# [Task data]

--------------------

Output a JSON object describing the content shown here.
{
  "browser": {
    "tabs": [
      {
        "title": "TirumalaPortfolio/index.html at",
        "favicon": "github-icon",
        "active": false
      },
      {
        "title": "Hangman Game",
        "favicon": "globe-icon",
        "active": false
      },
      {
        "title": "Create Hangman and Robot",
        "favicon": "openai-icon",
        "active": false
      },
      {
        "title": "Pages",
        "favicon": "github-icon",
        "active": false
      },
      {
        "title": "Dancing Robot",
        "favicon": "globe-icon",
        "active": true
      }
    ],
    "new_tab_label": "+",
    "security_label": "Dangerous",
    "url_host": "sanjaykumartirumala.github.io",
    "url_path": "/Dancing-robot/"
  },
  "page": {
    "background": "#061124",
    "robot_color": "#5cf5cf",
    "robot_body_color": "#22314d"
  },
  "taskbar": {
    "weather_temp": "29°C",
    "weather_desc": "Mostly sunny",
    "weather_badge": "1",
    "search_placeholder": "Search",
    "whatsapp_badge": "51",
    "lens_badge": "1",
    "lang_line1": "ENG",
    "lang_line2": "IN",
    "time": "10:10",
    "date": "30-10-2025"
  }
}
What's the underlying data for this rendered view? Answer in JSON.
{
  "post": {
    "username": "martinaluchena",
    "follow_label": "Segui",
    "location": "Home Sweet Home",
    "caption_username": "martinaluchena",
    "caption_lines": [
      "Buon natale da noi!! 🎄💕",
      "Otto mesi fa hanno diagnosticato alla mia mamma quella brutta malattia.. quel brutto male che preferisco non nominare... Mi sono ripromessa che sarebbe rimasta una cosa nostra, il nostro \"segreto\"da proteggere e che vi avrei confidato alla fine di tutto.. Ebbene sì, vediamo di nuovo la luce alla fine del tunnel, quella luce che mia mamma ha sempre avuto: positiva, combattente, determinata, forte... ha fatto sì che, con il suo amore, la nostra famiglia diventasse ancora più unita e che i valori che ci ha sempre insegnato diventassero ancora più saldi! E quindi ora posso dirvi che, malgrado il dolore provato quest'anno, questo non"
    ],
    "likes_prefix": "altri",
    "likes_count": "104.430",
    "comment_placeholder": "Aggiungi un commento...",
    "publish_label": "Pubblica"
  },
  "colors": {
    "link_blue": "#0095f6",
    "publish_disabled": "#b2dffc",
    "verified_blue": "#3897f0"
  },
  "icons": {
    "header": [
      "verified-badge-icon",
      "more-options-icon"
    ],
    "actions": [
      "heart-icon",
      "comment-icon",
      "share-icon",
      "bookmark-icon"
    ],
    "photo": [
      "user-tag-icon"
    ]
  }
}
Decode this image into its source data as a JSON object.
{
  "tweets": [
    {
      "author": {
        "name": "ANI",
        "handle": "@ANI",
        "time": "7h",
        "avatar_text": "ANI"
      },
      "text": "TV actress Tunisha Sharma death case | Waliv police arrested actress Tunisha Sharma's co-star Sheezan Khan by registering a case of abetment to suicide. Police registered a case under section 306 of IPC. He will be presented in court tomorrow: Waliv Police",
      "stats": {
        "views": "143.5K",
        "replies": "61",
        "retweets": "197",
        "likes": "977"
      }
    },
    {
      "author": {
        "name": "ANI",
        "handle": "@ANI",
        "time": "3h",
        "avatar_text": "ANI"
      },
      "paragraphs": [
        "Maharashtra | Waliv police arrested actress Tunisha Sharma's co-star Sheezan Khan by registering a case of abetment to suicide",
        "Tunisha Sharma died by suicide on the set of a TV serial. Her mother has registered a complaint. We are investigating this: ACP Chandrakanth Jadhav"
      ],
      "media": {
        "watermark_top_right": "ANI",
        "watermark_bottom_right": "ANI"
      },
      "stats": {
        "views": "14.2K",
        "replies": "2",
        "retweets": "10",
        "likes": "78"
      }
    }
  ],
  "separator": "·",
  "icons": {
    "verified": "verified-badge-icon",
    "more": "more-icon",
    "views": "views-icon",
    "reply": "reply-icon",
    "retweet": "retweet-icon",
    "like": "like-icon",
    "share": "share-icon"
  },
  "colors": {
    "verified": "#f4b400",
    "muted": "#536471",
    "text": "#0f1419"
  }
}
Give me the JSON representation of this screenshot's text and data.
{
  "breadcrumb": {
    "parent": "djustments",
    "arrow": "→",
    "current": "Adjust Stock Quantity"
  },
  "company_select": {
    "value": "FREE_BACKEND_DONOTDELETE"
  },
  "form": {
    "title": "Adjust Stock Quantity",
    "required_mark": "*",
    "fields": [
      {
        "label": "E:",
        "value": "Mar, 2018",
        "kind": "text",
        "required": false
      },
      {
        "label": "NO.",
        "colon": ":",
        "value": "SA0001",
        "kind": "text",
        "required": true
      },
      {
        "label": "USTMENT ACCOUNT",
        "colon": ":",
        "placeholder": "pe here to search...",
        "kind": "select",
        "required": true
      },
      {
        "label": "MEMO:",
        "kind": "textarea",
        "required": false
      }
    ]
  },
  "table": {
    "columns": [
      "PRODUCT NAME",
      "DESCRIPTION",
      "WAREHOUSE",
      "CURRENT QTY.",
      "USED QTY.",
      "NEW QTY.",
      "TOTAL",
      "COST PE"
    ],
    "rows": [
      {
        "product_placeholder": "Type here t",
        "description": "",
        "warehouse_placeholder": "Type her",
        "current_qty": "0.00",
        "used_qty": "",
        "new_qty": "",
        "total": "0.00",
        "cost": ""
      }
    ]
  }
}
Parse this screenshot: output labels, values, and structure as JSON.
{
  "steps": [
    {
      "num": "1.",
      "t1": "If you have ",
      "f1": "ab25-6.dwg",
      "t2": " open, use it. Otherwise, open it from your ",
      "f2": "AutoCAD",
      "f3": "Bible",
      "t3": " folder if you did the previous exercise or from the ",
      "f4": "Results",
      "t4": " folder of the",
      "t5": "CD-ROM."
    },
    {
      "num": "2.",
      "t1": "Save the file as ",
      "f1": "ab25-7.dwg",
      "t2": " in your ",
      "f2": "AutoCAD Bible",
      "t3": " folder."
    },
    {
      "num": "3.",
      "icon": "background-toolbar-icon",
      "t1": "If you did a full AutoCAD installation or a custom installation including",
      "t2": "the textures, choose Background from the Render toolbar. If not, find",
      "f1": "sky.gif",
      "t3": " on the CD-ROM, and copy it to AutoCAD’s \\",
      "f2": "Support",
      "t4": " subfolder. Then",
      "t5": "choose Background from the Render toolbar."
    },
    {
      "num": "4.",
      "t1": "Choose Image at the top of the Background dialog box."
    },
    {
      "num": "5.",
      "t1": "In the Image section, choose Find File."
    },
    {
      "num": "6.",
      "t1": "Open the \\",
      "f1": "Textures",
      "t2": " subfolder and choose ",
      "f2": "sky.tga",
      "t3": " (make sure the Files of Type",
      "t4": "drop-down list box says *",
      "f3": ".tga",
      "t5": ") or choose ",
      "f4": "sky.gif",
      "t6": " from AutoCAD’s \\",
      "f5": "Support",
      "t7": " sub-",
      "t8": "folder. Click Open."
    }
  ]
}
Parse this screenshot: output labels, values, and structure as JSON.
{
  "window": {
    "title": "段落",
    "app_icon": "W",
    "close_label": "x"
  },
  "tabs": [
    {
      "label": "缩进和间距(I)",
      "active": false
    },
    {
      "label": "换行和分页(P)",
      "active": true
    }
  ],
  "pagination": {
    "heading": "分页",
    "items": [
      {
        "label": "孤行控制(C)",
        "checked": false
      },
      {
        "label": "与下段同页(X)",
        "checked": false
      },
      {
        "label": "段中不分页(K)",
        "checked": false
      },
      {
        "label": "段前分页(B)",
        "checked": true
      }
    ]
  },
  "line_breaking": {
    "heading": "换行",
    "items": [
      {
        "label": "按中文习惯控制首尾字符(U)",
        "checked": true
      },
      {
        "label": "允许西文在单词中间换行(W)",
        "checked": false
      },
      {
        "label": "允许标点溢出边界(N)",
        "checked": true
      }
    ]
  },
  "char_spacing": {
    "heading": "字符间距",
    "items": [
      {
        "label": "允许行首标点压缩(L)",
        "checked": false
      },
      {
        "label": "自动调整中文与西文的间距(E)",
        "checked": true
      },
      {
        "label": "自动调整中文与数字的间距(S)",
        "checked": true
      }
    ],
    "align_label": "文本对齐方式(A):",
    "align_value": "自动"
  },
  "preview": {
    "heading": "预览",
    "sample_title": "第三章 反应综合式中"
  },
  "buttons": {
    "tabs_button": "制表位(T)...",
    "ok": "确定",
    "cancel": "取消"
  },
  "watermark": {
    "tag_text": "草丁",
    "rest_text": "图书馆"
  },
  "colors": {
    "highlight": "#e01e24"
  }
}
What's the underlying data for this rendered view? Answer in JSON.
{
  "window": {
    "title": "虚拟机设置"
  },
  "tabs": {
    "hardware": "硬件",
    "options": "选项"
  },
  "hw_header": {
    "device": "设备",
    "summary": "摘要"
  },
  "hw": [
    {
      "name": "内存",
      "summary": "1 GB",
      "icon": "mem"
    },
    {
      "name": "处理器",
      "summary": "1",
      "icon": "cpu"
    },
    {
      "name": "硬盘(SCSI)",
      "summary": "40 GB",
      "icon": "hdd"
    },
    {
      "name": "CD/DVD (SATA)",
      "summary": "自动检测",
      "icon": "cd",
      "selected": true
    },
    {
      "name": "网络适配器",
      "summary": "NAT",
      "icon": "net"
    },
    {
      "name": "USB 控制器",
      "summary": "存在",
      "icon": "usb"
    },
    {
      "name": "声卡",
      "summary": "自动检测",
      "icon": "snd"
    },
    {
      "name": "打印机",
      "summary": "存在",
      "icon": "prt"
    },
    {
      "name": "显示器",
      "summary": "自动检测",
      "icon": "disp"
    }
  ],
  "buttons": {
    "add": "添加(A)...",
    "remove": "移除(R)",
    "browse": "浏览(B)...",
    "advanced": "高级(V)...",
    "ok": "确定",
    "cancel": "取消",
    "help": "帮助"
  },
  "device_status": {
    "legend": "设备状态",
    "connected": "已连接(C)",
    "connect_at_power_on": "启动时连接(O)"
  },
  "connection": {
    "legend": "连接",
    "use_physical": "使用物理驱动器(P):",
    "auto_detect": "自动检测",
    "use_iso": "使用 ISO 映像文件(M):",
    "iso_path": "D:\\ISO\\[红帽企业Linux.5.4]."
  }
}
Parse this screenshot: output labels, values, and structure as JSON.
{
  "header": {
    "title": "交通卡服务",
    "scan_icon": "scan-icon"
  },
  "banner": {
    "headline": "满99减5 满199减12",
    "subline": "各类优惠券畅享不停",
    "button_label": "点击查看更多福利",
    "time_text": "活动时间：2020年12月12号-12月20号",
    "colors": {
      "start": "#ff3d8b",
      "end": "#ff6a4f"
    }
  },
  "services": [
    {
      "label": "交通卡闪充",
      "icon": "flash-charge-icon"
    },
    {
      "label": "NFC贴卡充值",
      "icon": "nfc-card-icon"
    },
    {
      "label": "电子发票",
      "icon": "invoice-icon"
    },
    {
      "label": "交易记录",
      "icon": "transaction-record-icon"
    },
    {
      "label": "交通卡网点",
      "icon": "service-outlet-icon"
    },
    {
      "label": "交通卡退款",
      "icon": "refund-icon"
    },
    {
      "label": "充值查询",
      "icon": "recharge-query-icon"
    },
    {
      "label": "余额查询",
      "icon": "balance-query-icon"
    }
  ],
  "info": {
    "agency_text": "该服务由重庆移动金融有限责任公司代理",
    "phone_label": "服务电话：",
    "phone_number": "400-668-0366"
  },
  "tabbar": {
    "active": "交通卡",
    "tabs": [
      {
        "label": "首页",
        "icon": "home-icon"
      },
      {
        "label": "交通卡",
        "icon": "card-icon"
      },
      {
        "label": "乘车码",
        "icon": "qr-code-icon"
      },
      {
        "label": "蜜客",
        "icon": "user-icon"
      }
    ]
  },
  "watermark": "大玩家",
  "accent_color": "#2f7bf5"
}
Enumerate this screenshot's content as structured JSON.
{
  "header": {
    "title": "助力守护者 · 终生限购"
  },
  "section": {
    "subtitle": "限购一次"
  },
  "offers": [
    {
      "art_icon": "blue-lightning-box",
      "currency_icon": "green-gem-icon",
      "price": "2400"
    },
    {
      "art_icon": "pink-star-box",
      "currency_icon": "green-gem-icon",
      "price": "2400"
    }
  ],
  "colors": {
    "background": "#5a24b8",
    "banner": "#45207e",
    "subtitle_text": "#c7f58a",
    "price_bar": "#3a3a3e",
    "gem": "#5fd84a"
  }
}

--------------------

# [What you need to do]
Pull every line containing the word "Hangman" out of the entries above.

# [Answer to this task]
        "title": "Hangman Game",
        "title": "Create Hangman and Robot",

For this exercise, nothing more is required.